A sentencing hearing is scheduled for November 4, 2022, at 1:30 p.m. 

Three Area District Attorneys Challenge Proposed Changes to Oregon State Hospital - 08/29/22

HILLSBORO, Ore.- Three district attorneys—Clackamas County DA John Wentworth, Marion County DA Paige Clarkson, and Washington County DA Kevin Barton— jointly sought and were granted amicus status to appear in federal court to address an issue that has significant public safety implications in communities across Oregon.

Disability Rights Oregon and Metropolitan Public Defenders have asked a federal court to supersede Oregon law and impose new rules and restrictions to address capacity issues at the Oregon State Hospital. (Disability Rights Oregon, Metropolitan Public Defender et. al. v Patrick Allen et. al. case no. 3:02-cv-00339-MO).

The new rules and restrictions drastically reduce the amount of time the Oregon State Hospital has to evaluate and treat defendants for their mental illness so they are fit to proceed to trial. This would result in a high number of defendants who have mental health challenges and are charged with significant crimes being prematurely discharged from the state hospital and released to the community. 

The court has, for now, granted the plaintiffs’ motion to reduce the treatment time periods, but has also granted the request by local counties and district attorneys to brief the matter further. The three district attorneys are taking this unusual step because the Oregon Health Authority and Oregon State Hospital, represented by the Attorney General’s Office, have indicated they do not oppose these new rules and restrictions.

“As district attorneys representing our communities, we are very concerned about this issue,” said Washington County District Attorney Kevin Barton. “Because we believe the restrictions will have a negative impact on public safety, we felt compelled to act.”

Attached Media Files: Joint_Press_Release.pdf
Garth Patrick Beams Convicted of Murder in Mother's Homicide (Photo) - 08/29/22

HILLSBORO, Ore.- On August 25, 2022, Washington County Circuit Court Judge Ricardo Menchaca found Garth Patrick Beams guilty of second-degree murder and unlawful use of a weapon. On August 29, 2022, Judge Menchaca sentenced the defendant to life in prison with the possibility of parole after 25 years. Deputy District Attorneys Rayney Meisel and Kate Glasson prosecuted the case against Mr. Beams. 

On July 19, 2018, the then 47-year-old defendant called 9-1-1 and reported he had “clobbered” his mother, later identified as 74-year-old Wendy Henson, with a baseball bat. He remained on the phone with dispatchers for the next 15 minutes detailing his many complaints about his mother. When asked whether he would provide aid to the victim, he indicated he was not interested in helping her. 

Tualatin police responded to the scene. They found Ms. Henson inside the home suffering from multiple wounds to her head. She was rushed to the hospital but later died from her injuries. 

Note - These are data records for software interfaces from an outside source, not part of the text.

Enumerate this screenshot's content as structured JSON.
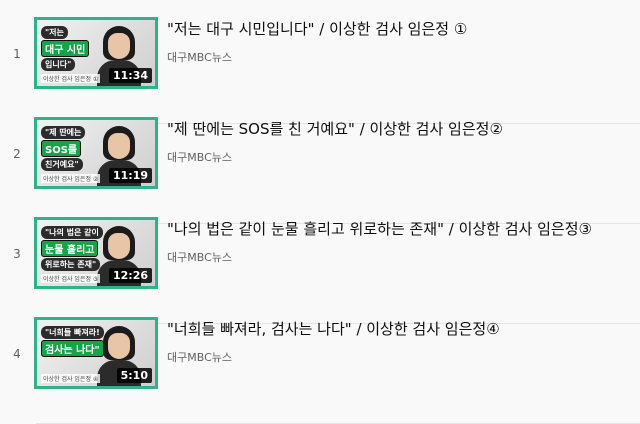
{
  "playlist": {
    "items": [
      {
        "index": "1",
        "title": "\"저는 대구 시민입니다\" / 이상한 검사 임은정 ①",
        "channel": "대구MBC뉴스",
        "duration": "11:34",
        "thumb_line1": "\"저는",
        "thumb_line2": "대구 시민",
        "thumb_line3": "입니다\"",
        "thumb_caption": "이상한 검사 임은정 ①"
      },
      {
        "index": "2",
        "title": "\"제 딴에는 SOS를 친 거예요\" / 이상한 검사 임은정②",
        "channel": "대구MBC뉴스",
        "duration": "11:19",
        "thumb_line1": "\"제 딴에는",
        "thumb_line2": "SOS를",
        "thumb_line3": "친거예요\"",
        "thumb_caption": "이상한 검사 임은정 ②"
      },
      {
        "index": "3",
        "title": "\"나의 법은 같이 눈물 흘리고 위로하는 존재\" / 이상한 검사 임은정③",
        "channel": "대구MBC뉴스",
        "duration": "12:26",
        "thumb_line1": "\"나의 법은 같이",
        "thumb_line2": "눈물 흘리고",
        "thumb_line3": "위로하는 존재\"",
        "thumb_caption": "이상한 검사 임은정 ③"
      },
      {
        "index": "4",
        "title": "\"너희들 빠져라, 검사는 나다\" / 이상한 검사 임은정④",
        "channel": "대구MBC뉴스",
        "duration": "5:10",
        "thumb_line1": "\"너희들 빠져라!",
        "thumb_line2": "검사는 나다\"",
        "thumb_line3": "",
        "thumb_caption": "이상한 검사 임은정 ④"
      }
    ]
  },
  "colors": {
    "thumb_border": "#2db38a",
    "thumb_accent": "#16a34a",
    "text_primary": "#0f0f0f",
    "text_secondary": "#606060",
    "background": "#f9f9f9"
  }
}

“This was a cruel, unprovoked attack on a disabled, elderly woman,” DDA Meisel said in closing arguments, noting the killing was intentional and done out of frustration and rage. 

Ms. Henson is survived by her son, Michael Beams, who also lived in the home at the time of the attack. Mr. Beams provided powerful testimony to the Court as he delivered his victim impact statement.

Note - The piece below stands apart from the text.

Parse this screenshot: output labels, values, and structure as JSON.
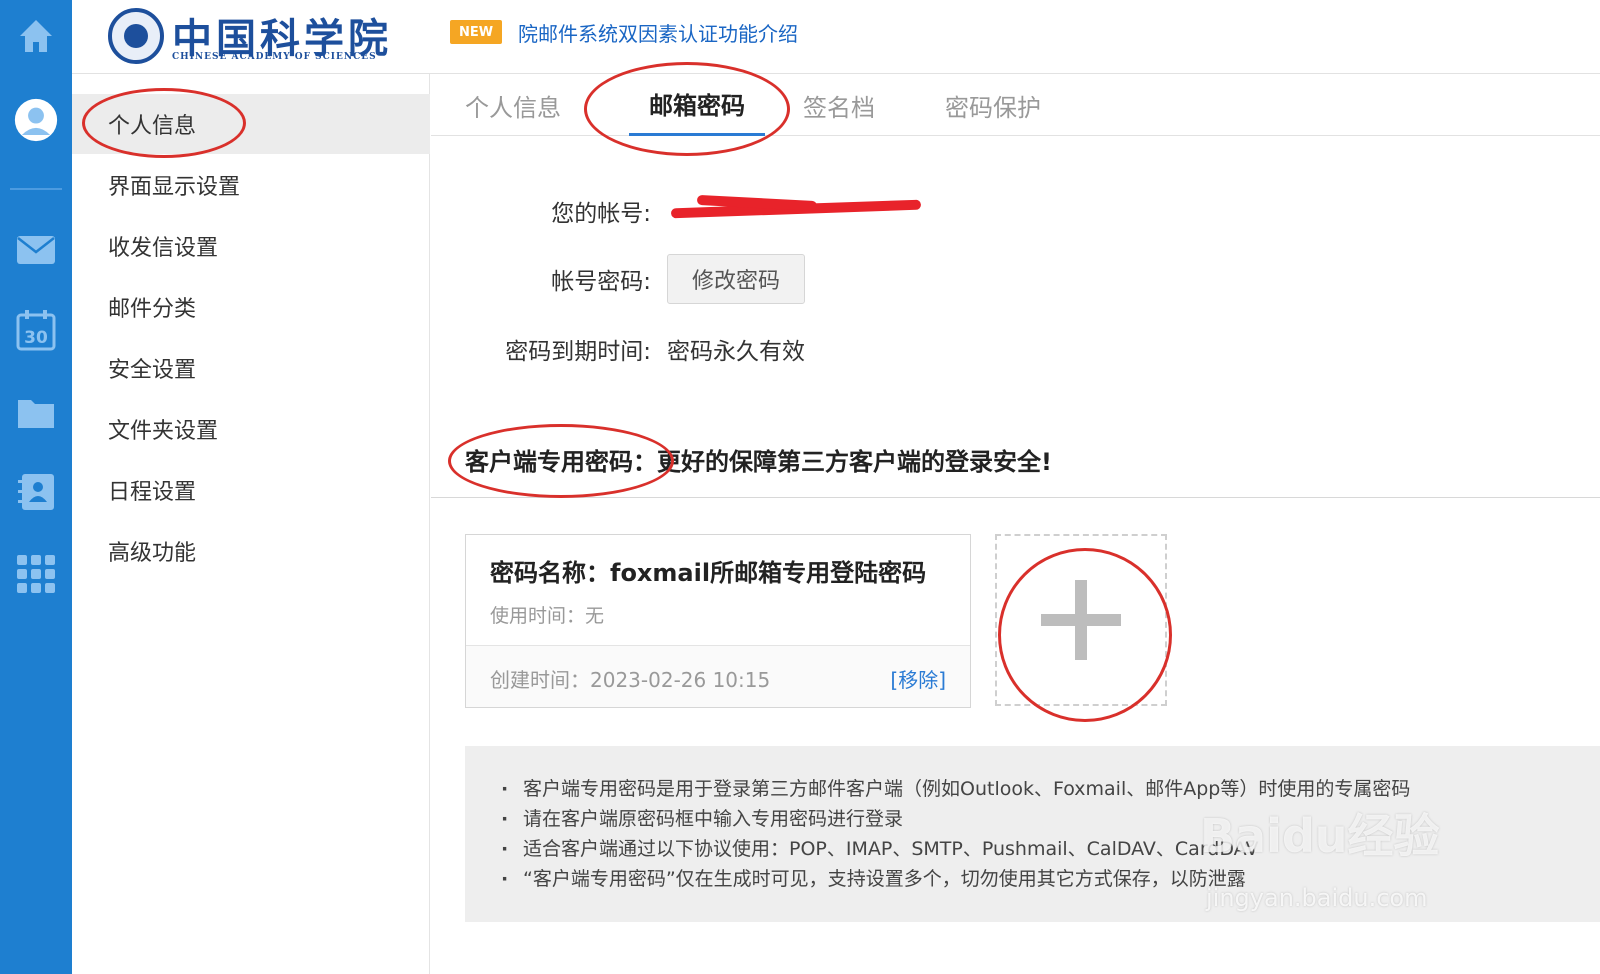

“Garth’s crime shattered what was left of our family,” Mr. Beams told the Court. “There are only broken pieces to pick up. I feel stuck in a boxing match, fighting against bitterness and outrage.” He added, “In addition to dealing with the grief, moving out of the house was economically implausible for me. In a nasty twist of fate, every day, to this day, I have to walk past the location where [my brother] felled mom.”

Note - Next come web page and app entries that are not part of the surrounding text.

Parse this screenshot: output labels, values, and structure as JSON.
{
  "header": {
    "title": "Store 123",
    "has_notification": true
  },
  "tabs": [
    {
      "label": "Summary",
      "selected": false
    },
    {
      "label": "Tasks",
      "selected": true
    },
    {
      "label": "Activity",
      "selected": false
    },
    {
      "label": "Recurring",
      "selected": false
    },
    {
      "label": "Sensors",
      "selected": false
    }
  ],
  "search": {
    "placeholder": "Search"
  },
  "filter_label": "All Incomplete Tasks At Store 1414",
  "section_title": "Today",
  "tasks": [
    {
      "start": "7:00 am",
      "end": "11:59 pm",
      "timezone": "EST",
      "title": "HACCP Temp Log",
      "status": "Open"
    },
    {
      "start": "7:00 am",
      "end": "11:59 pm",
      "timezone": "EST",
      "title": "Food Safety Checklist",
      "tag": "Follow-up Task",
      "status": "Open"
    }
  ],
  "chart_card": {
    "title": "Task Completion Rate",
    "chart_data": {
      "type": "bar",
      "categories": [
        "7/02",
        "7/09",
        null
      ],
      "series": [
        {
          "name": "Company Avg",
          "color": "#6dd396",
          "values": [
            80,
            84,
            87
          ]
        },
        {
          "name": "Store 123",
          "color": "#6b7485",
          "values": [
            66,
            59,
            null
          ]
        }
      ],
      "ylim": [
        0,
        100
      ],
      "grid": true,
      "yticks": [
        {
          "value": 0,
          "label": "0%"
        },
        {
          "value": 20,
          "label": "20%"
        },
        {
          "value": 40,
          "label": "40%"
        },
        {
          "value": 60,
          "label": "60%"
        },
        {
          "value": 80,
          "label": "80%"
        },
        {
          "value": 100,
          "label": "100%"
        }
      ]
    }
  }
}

Ms. Henson was a published author who wrote plays, novellas, and published a textbook during her time as a college screenwriting instructor. Her 2018 novella Honor Song was adapted from one of her award-winning screenplays. Ms. Hensen had a passion for the arts. She loved to talk about movies and the writing and actors that brought them to life. She had a reoccurring movie review column in Tualatin Life called, “Now Playing.”

The Washington County District Attorney’s Office wishes to acknowledge the work of Tualatin police and those involved in this investigation.